GIVEN INFORMATION:
-=-=-

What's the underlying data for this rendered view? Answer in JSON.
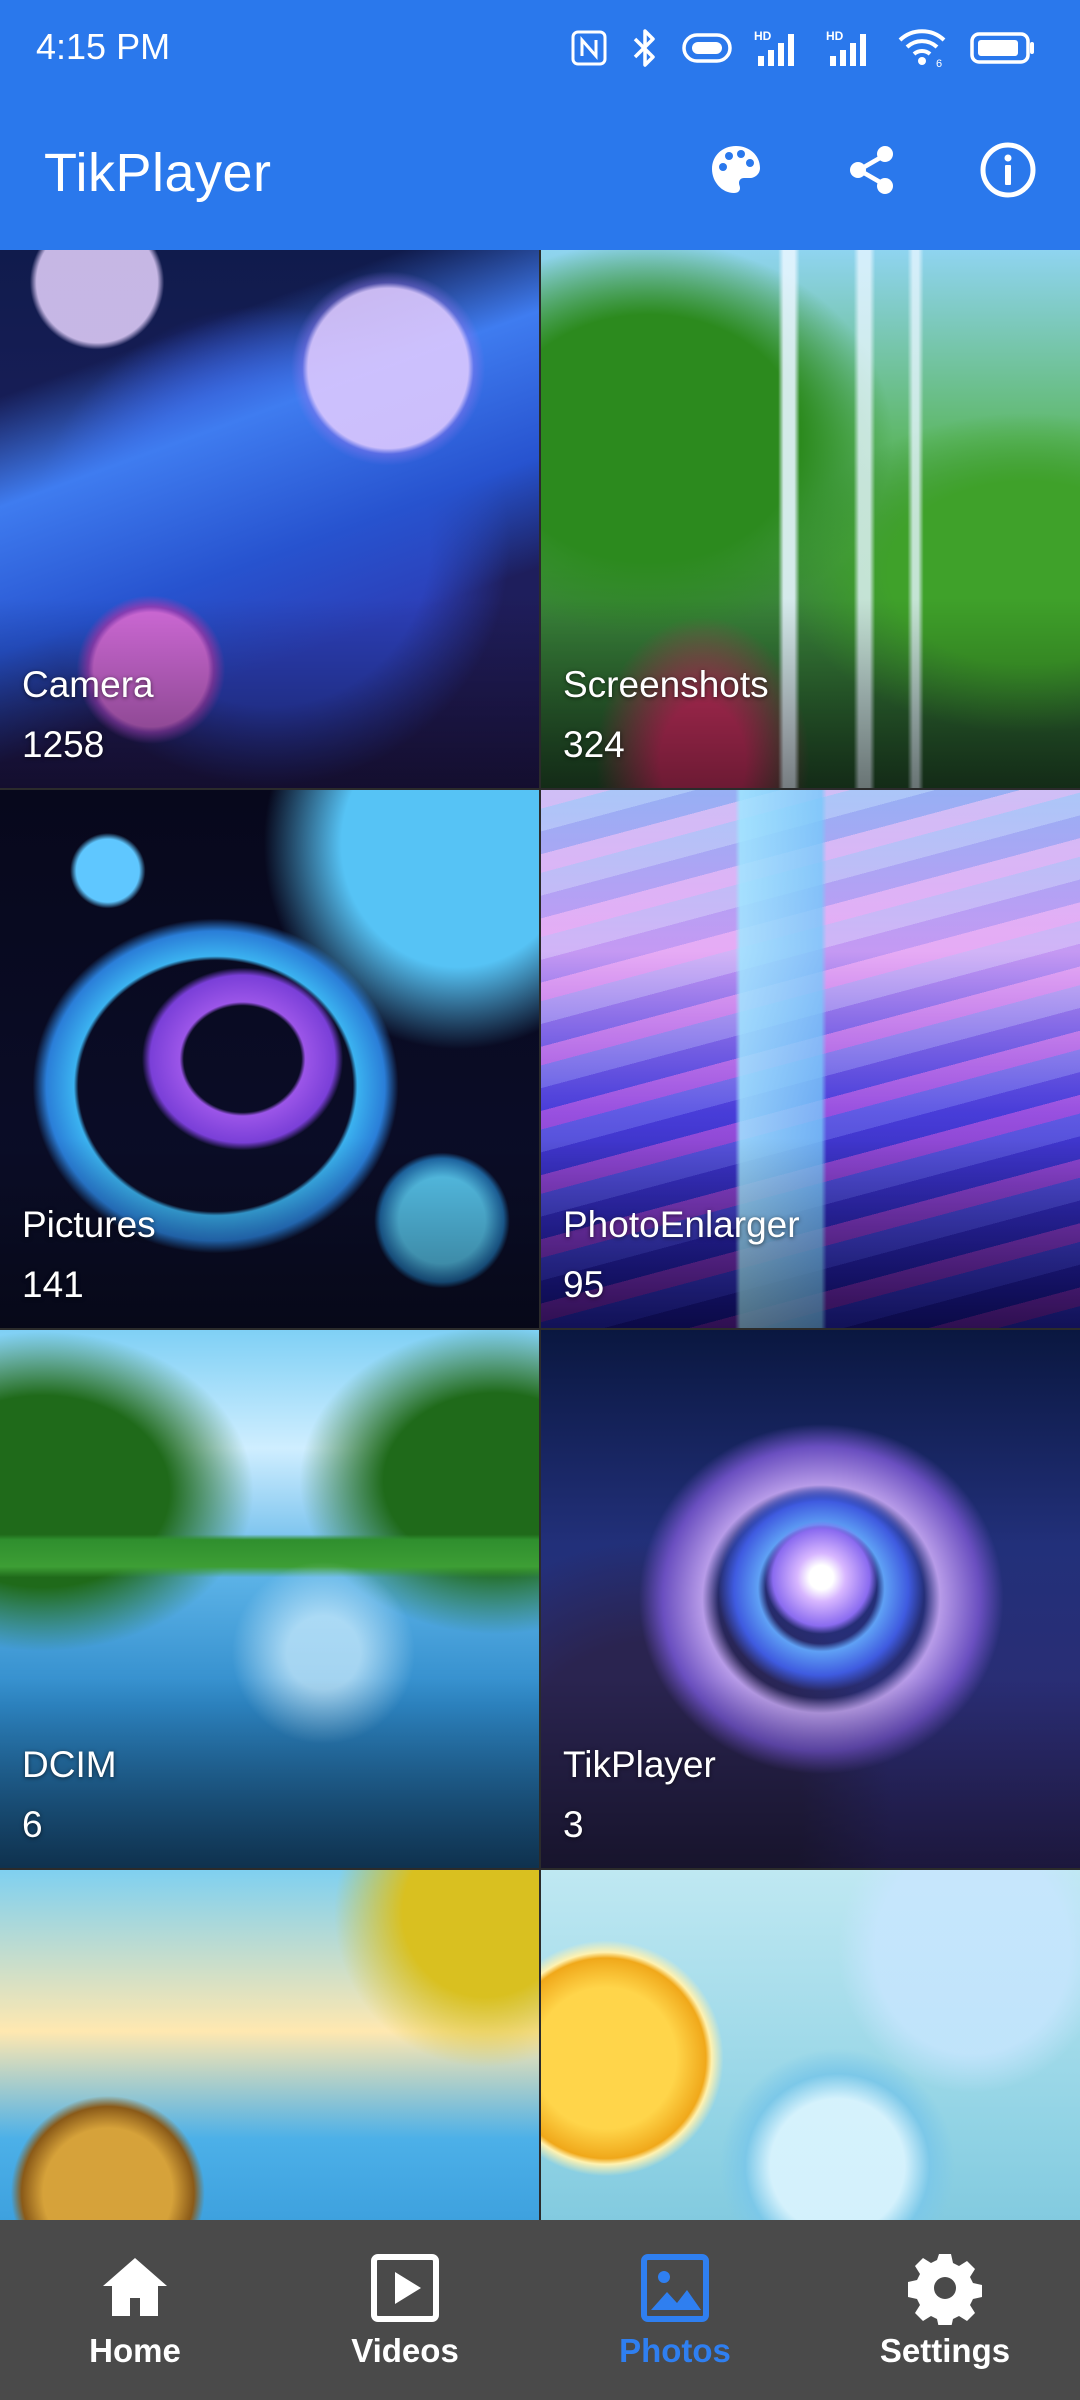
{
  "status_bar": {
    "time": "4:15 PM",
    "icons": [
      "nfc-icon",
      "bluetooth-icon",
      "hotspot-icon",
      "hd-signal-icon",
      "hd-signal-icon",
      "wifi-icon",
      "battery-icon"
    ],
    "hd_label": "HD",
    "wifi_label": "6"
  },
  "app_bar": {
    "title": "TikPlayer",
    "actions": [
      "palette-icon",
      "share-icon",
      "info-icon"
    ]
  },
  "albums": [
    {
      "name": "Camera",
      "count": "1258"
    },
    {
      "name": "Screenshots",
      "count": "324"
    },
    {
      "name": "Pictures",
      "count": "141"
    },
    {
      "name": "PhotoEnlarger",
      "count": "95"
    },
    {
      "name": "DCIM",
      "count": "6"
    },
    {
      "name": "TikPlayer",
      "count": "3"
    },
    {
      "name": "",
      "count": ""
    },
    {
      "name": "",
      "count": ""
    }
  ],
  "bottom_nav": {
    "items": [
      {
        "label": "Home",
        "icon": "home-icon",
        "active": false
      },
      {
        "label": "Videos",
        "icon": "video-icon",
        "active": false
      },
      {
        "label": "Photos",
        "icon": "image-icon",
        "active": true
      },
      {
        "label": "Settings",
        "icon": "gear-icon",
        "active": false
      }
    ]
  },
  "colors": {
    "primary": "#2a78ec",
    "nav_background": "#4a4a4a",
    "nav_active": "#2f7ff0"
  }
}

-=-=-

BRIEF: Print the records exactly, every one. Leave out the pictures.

RESULT OF THIS TASK:
What's the underlying data for this rendered view? Answer in JSON.
{
  "status_bar": {
    "time": "4:15 PM",
    "icons": [
      "nfc-icon",
      "bluetooth-icon",
      "hotspot-icon",
      "hd-signal-icon",
      "hd-signal-icon",
      "wifi-icon",
      "battery-icon"
    ],
    "hd_label": "HD",
    "wifi_label": "6"
  },
  "app_bar": {
    "title": "TikPlayer",
    "actions": [
      "palette-icon",
      "share-icon",
      "info-icon"
    ]
  },
  "albums": [
    {
      "name": "Camera",
      "count": "1258"
    },
    {
      "name": "Screenshots",
      "count": "324"
    },
    {
      "name": "Pictures",
      "count": "141"
    },
    {
      "name": "PhotoEnlarger",
      "count": "95"
    },
    {
      "name": "DCIM",
      "count": "6"
    },
    {
      "name": "TikPlayer",
      "count": "3"
    },
    {
      "name": "",
      "count": ""
    },
    {
      "name": "",
      "count": ""
    }
  ],
  "bottom_nav": {
    "items": [
      {
        "label": "Home",
        "icon": "home-icon",
        "active": false
      },
      {
        "label": "Videos",
        "icon": "video-icon",
        "active": false
      },
      {
        "label": "Photos",
        "icon": "image-icon",
        "active": true
      },
      {
        "label": "Settings",
        "icon": "gear-icon",
        "active": false
      }
    ]
  },
  "colors": {
    "primary": "#2a78ec",
    "nav_background": "#4a4a4a",
    "nav_active": "#2f7ff0"
  }
}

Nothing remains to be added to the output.